# Brief
Take every line containing "Bewerbungen" out of the records.

━━━━

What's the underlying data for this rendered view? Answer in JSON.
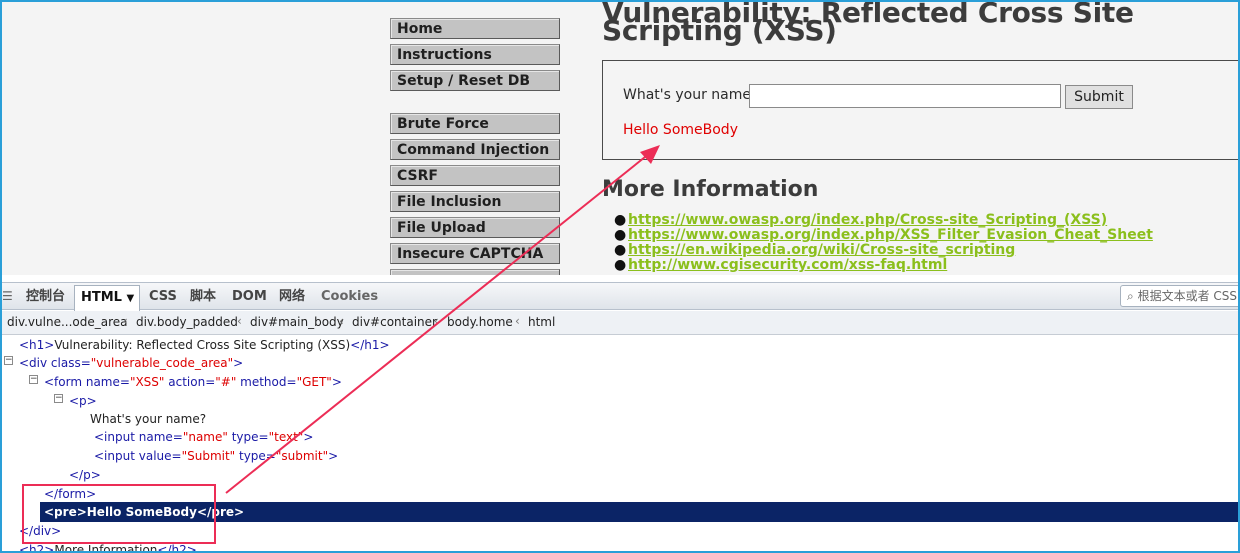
{
  "menu": {
    "items": [
      {
        "label": "Home"
      },
      {
        "label": "Instructions"
      },
      {
        "label": "Setup / Reset DB"
      },
      {
        "label": "Brute Force"
      },
      {
        "label": "Command Injection"
      },
      {
        "label": "CSRF"
      },
      {
        "label": "File Inclusion"
      },
      {
        "label": "File Upload"
      },
      {
        "label": "Insecure CAPTCHA"
      }
    ]
  },
  "main": {
    "title": "Vulnerability: Reflected Cross Site Scripting (XSS)",
    "form": {
      "label": "What's your name?",
      "input_value": "",
      "submit_label": "Submit"
    },
    "output": "Hello SomeBody",
    "more_info_title": "More Information",
    "links": [
      "https://www.owasp.org/index.php/Cross-site_Scripting_(XSS)",
      "https://www.owasp.org/index.php/XSS_Filter_Evasion_Cheat_Sheet",
      "https://en.wikipedia.org/wiki/Cross-site_scripting",
      "http://www.cgisecurity.com/xss-faq.html"
    ]
  },
  "devtools": {
    "tabs": [
      "控制台",
      "HTML",
      "CSS",
      "脚本",
      "DOM",
      "网络",
      "Cookies"
    ],
    "search_placeholder": "根据文本或者 CSS",
    "breadcrumb": [
      "div.vulne...ode_area",
      "div.body_padded",
      "div#main_body",
      "div#container",
      "body.home",
      "html"
    ],
    "html_lines": {
      "h1_open": "<h1>",
      "h1_text": "Vulnerability: Reflected Cross Site Scripting (XSS)",
      "h1_close": "</h1>",
      "div_open_a": "<div class=",
      "div_class": "\"vulnerable_code_area\"",
      "div_open_b": ">",
      "form_a": "<form name=",
      "form_name": "\"XSS\"",
      "form_b": " action=",
      "form_action": "\"#\"",
      "form_c": " method=",
      "form_method": "\"GET\"",
      "form_d": ">",
      "p_open": "<p>",
      "p_text": "What's your name?",
      "input1_a": "<input name=",
      "input1_name": "\"name\"",
      "input1_b": " type=",
      "input1_type": "\"text\"",
      "input1_c": ">",
      "input2_a": "<input value=",
      "input2_value": "\"Submit\"",
      "input2_b": " type=",
      "input2_type": "\"submit\"",
      "input2_c": ">",
      "p_close": "</p>",
      "form_close": "</form>",
      "pre_open": "<pre>",
      "pre_text": "Hello SomeBody",
      "pre_close": "</pre>",
      "div_close": "</div>",
      "h2_open": "<h2>",
      "h2_text": "More Information",
      "h2_close": "</h2>"
    }
  },
  "colors": {
    "annotation": "#ec2d56",
    "link": "#8bbf1c",
    "output": "#e00000",
    "selected_row": "#0b2466"
  }
}
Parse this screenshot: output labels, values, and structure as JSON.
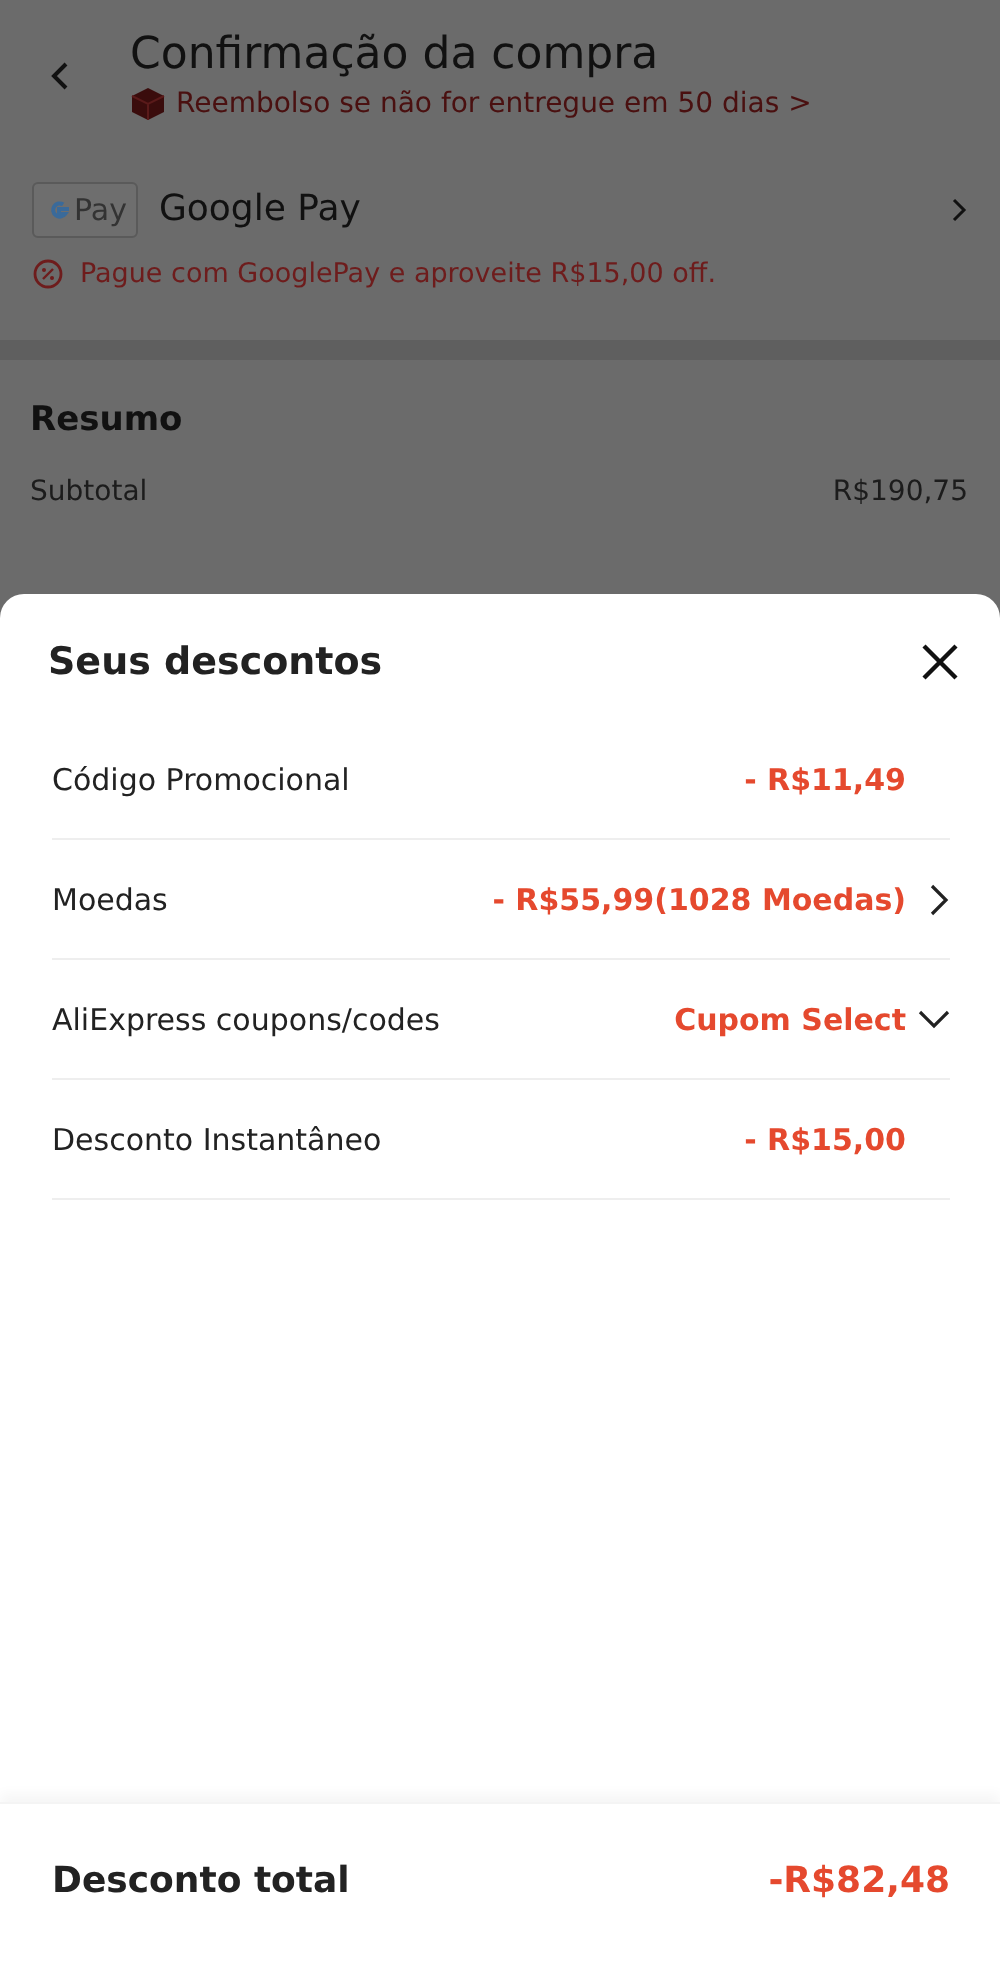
{
  "page": {
    "title": "Confirmação da compra",
    "refund_notice": "Reembolso se não for entregue em 50 dias >",
    "payment": {
      "logo_text": "Pay",
      "name": "Google Pay",
      "promo": "Pague com GooglePay e aproveite R$15,00 off."
    },
    "summary": {
      "title": "Resumo",
      "rows": [
        {
          "label": "Subtotal",
          "value": "R$190,75"
        }
      ]
    }
  },
  "sheet": {
    "title": "Seus descontos",
    "rows": [
      {
        "kind": "amount",
        "label": "Código Promocional",
        "value": "- R$11,49"
      },
      {
        "kind": "link",
        "label": "Moedas",
        "value": "- R$55,99(1028 Moedas)"
      },
      {
        "kind": "dropdown",
        "label": "AliExpress coupons/codes",
        "value": "Cupom Select"
      },
      {
        "kind": "amount",
        "label": "Desconto Instantâneo",
        "value": "- R$15,00"
      }
    ],
    "total": {
      "label": "Desconto total",
      "value": "-R$82,48"
    }
  }
}
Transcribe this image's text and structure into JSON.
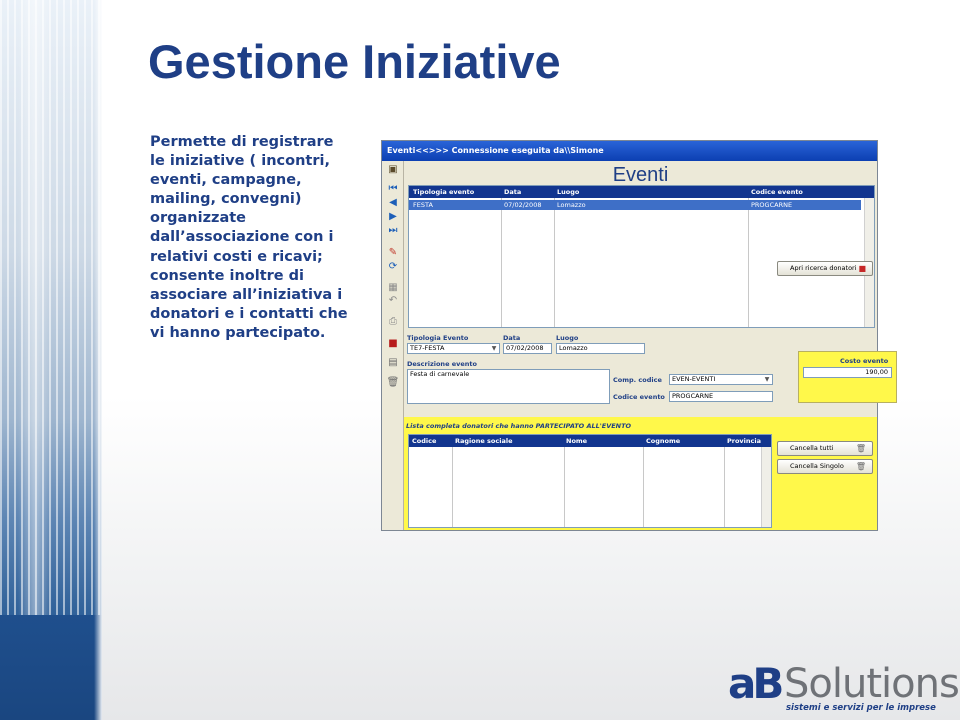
{
  "slide": {
    "title": "Gestione Iniziative",
    "description": "Permette di registrare le iniziative ( incontri, eventi, campagne, mailing, convegni) organizzate dall’associazione con i relativi costi e ricavi; consente inoltre di associare all’iniziativa i donatori e i contatti che vi hanno partecipato."
  },
  "window": {
    "title": "Eventi<<>>> Connessione eseguita da\\\\Simone",
    "header": "Eventi"
  },
  "toolbar": {
    "icons": [
      "exit-icon",
      "first-record-icon",
      "previous-record-icon",
      "next-record-icon",
      "last-record-icon",
      "edit-icon",
      "refresh-icon",
      "save-icon",
      "undo-icon",
      "print-icon",
      "report-icon",
      "notes-icon",
      "delete-icon"
    ]
  },
  "events_grid": {
    "columns": [
      "Tipologia evento",
      "Data",
      "Luogo",
      "Codice evento"
    ],
    "rows": [
      {
        "tipologia": "FESTA",
        "data": "07/02/2008",
        "luogo": "Lomazzo",
        "codice": "PROGCARNE"
      }
    ]
  },
  "form": {
    "tipologia_label": "Tipologia Evento",
    "tipologia_value": "TE7-FESTA",
    "data_label": "Data",
    "data_value": "07/02/2008",
    "luogo_label": "Luogo",
    "luogo_value": "Lomazzo",
    "descrizione_label": "Descrizione evento",
    "descrizione_value": "Festa di carnevale",
    "comp_codice_label": "Comp. codice",
    "comp_codice_value": "EVEN-EVENTI",
    "codice_evento_label": "Codice evento",
    "codice_evento_value": "PROGCARNE",
    "costo_evento_label": "Costo evento",
    "costo_evento_value": "190,00"
  },
  "donors": {
    "caption": "Lista completa donatori che hanno PARTECIPATO ALL'EVENTO",
    "columns": [
      "Codice",
      "Ragione sociale",
      "Nome",
      "Cognome",
      "Provincia"
    ],
    "buttons": {
      "apri": "Apri ricerca donatori",
      "cancella_tutti": "Cancella tutti",
      "cancella_singolo": "Cancella Singolo"
    }
  },
  "logo": {
    "mark": "aB",
    "word": "Solutions",
    "tagline": "sistemi e servizi per le imprese"
  },
  "colors": {
    "title_blue": "#1f3f86",
    "grid_header": "#12358f",
    "selected_row": "#3e6fc7",
    "panel_yellow": "#fff84a",
    "window_bg": "#ece9d8"
  }
}
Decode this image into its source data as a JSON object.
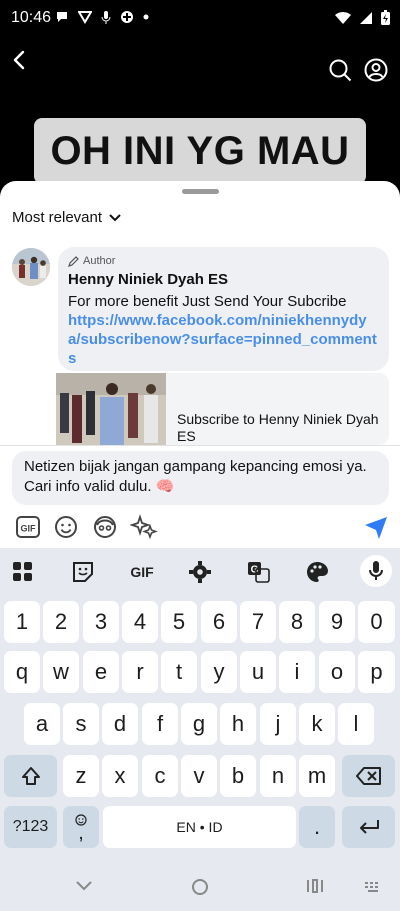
{
  "status_bar": {
    "time": "10:46"
  },
  "video": {
    "banner_text": "OH INI YG MAU"
  },
  "sort": {
    "label": "Most relevant"
  },
  "pinned_comment": {
    "author_tag": "Author",
    "author_name": "Henny Niniek Dyah ES",
    "text": "For more benefit Just Send Your Subcribe",
    "link": "https://www.facebook.com/niniekhennydya/subscribenow?surface=pinned_comments"
  },
  "link_preview": {
    "title": "Subscribe to Henny Niniek Dyah ES"
  },
  "composer": {
    "text": "Netizen bijak jangan gampang kepancing emosi ya. Cari info valid dulu. 🧠"
  },
  "composer_tools": [
    "gif-icon",
    "emoji-icon",
    "avatar-sticker-icon",
    "sparkle-sticker-icon",
    "send-icon"
  ],
  "keyboard": {
    "toolbar": [
      "apps-grid-icon",
      "sticker-icon",
      "GIF",
      "settings-icon",
      "translate-icon",
      "palette-icon",
      "mic-icon"
    ],
    "row_numbers": [
      "1",
      "2",
      "3",
      "4",
      "5",
      "6",
      "7",
      "8",
      "9",
      "0"
    ],
    "row1": [
      "q",
      "w",
      "e",
      "r",
      "t",
      "y",
      "u",
      "i",
      "o",
      "p"
    ],
    "row2": [
      "a",
      "s",
      "d",
      "f",
      "g",
      "h",
      "j",
      "k",
      "l"
    ],
    "row3": [
      "z",
      "x",
      "c",
      "v",
      "b",
      "n",
      "m"
    ],
    "symbols_label": "?123",
    "comma": ",",
    "period": ".",
    "space_label": "EN • ID"
  },
  "colors": {
    "link": "#4a8fe7",
    "send": "#2f7cf6",
    "keyboard_bg": "#e6eaf0",
    "special_key": "#cdd9e4"
  }
}
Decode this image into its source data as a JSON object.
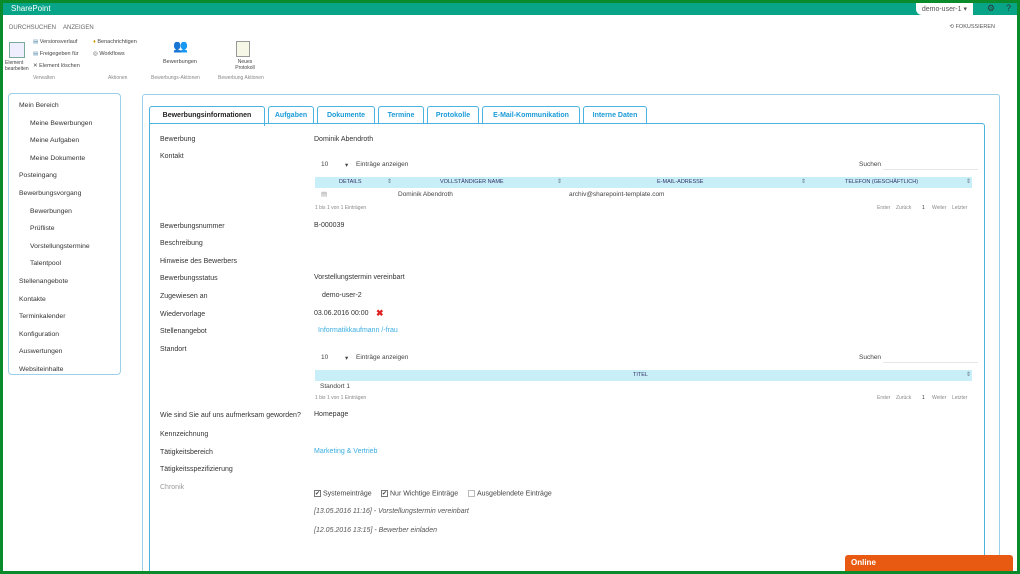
{
  "app": {
    "brand": "SharePoint",
    "user": "demo-user-1 ▾",
    "settings_icon": "gear-icon",
    "help_icon": "help-icon"
  },
  "ribbon": {
    "tabs": [
      "DURCHSUCHEN",
      "ANZEIGEN"
    ],
    "focus": "FOKUSSIEREN",
    "edit_item": "Element bearbeiten",
    "small1": [
      "Versionsverlauf",
      "Freigegeben für",
      "Element löschen"
    ],
    "small2": [
      "Benachrichtigen",
      "Workflows"
    ],
    "big1": "Bewerbungen",
    "big2": "Neues Protokoll",
    "groups": [
      "Verwalten",
      "Aktionen",
      "Bewerbungs-Aktionen",
      "Bewerbung Aktionen"
    ]
  },
  "nav": [
    {
      "label": "Mein Bereich",
      "sub": false
    },
    {
      "label": "Meine Bewerbungen",
      "sub": true
    },
    {
      "label": "Meine Aufgaben",
      "sub": true
    },
    {
      "label": "Meine Dokumente",
      "sub": true
    },
    {
      "label": "Posteingang",
      "sub": false
    },
    {
      "label": "Bewerbungsvorgang",
      "sub": false
    },
    {
      "label": "Bewerbungen",
      "sub": true
    },
    {
      "label": "Prüfliste",
      "sub": true
    },
    {
      "label": "Vorstellungstermine",
      "sub": true
    },
    {
      "label": "Talentpool",
      "sub": true
    },
    {
      "label": "Stellenangebote",
      "sub": false
    },
    {
      "label": "Kontakte",
      "sub": false
    },
    {
      "label": "Terminkalender",
      "sub": false
    },
    {
      "label": "Konfiguration",
      "sub": false
    },
    {
      "label": "Auswertungen",
      "sub": false
    },
    {
      "label": "Websiteinhalte",
      "sub": false
    }
  ],
  "tabs": [
    "Bewerbungsinformationen",
    "Aufgaben",
    "Dokumente",
    "Termine",
    "Protokolle",
    "E-Mail-Kommunikation",
    "Interne Daten"
  ],
  "fields": {
    "bewerbung": {
      "label": "Bewerbung",
      "value": "Dominik Abendroth"
    },
    "kontakt": {
      "label": "Kontakt"
    },
    "nummer": {
      "label": "Bewerbungsnummer",
      "value": "B-000039"
    },
    "beschreibung": {
      "label": "Beschreibung"
    },
    "hinweise": {
      "label": "Hinweise des Bewerbers"
    },
    "status": {
      "label": "Bewerbungsstatus",
      "value": "Vorstellungstermin vereinbart"
    },
    "zugewiesen": {
      "label": "Zugewiesen an",
      "value": "demo-user-2"
    },
    "wiedervorlage": {
      "label": "Wiedervorlage",
      "value": "03.06.2016 00:00"
    },
    "stellenangebot": {
      "label": "Stellenangebot",
      "value": "Informatikkaufmann /-frau"
    },
    "standort": {
      "label": "Standort"
    },
    "aufmerksam": {
      "label": "Wie sind Sie auf uns aufmerksam geworden?",
      "value": "Homepage"
    },
    "kennzeichnung": {
      "label": "Kennzeichnung"
    },
    "taetigkeitsbereich": {
      "label": "Tätigkeitsbereich",
      "value": "Marketing & Vertrieb"
    },
    "taetigkeitsspez": {
      "label": "Tätigkeitsspezifizierung"
    },
    "chronik": {
      "label": "Chronik"
    }
  },
  "contact_table": {
    "entries": "10",
    "entries_label": "Einträge anzeigen",
    "search": "Suchen",
    "columns": [
      "DETAILS",
      "VOLLSTÄNDIGER NAME",
      "E-MAIL-ADRESSE",
      "TELEFON (GESCHÄFTLICH)"
    ],
    "row": {
      "name": "Dominik Abendroth",
      "email": "archiv@sharepoint-template.com"
    },
    "info": "1 bis 1 von 1 Einträgen",
    "pager": [
      "Erster",
      "Zurück",
      "1",
      "Weiter",
      "Letzter"
    ]
  },
  "location_table": {
    "entries": "10",
    "entries_label": "Einträge anzeigen",
    "search": "Suchen",
    "columns": [
      "TITEL"
    ],
    "row": {
      "title": "Standort 1"
    },
    "info": "1 bis 1 von 1 Einträgen",
    "pager": [
      "Erster",
      "Zurück",
      "1",
      "Weiter",
      "Letzter"
    ]
  },
  "chronik": {
    "filters": [
      {
        "label": "Systemeinträge",
        "checked": true
      },
      {
        "label": "Nur Wichtige Einträge",
        "checked": true
      },
      {
        "label": "Ausgeblendete Einträge",
        "checked": false
      }
    ],
    "entries": [
      "[13.05.2016 11:16] - Vorstellungstermin vereinbart",
      "[12.05.2016 13:15] - Bewerber einladen"
    ]
  },
  "online": "Online",
  "colors": {
    "accent": "#1a9bd7",
    "brand": "#08a488",
    "online": "#e85a12",
    "border": "#9ccfe8"
  }
}
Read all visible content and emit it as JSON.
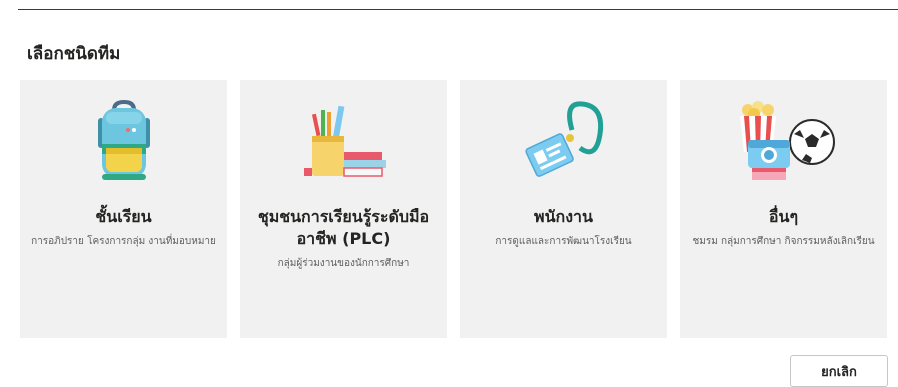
{
  "dialog": {
    "heading": "เลือกชนิดทีม",
    "cancel_label": "ยกเลิก"
  },
  "cards": [
    {
      "title": "ชั้นเรียน",
      "description": "การอภิปราย โครงการกลุ่ม งานที่มอบหมาย",
      "icon": "backpack-icon"
    },
    {
      "title": "ชุมชนการเรียนรู้ระดับมืออาชีพ (PLC)",
      "description": "กลุ่มผู้ร่วมงานของนักการศึกษา",
      "icon": "books-pencils-icon"
    },
    {
      "title": "พนักงาน",
      "description": "การดูแลและการพัฒนาโรงเรียน",
      "icon": "lanyard-badge-icon"
    },
    {
      "title": "อื่นๆ",
      "description": "ชมรม กลุ่มการศึกษา กิจกรรมหลังเลิกเรียน",
      "icon": "popcorn-camera-ball-icon"
    }
  ],
  "colors": {
    "card_background": "#f1f1f1",
    "text_primary": "#252423",
    "text_secondary": "#605e5c"
  }
}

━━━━

# Reply
    "big1": "Bewerbungen",
      "label": "Meine Bewerbungen",
      "label": "Bewerbungen",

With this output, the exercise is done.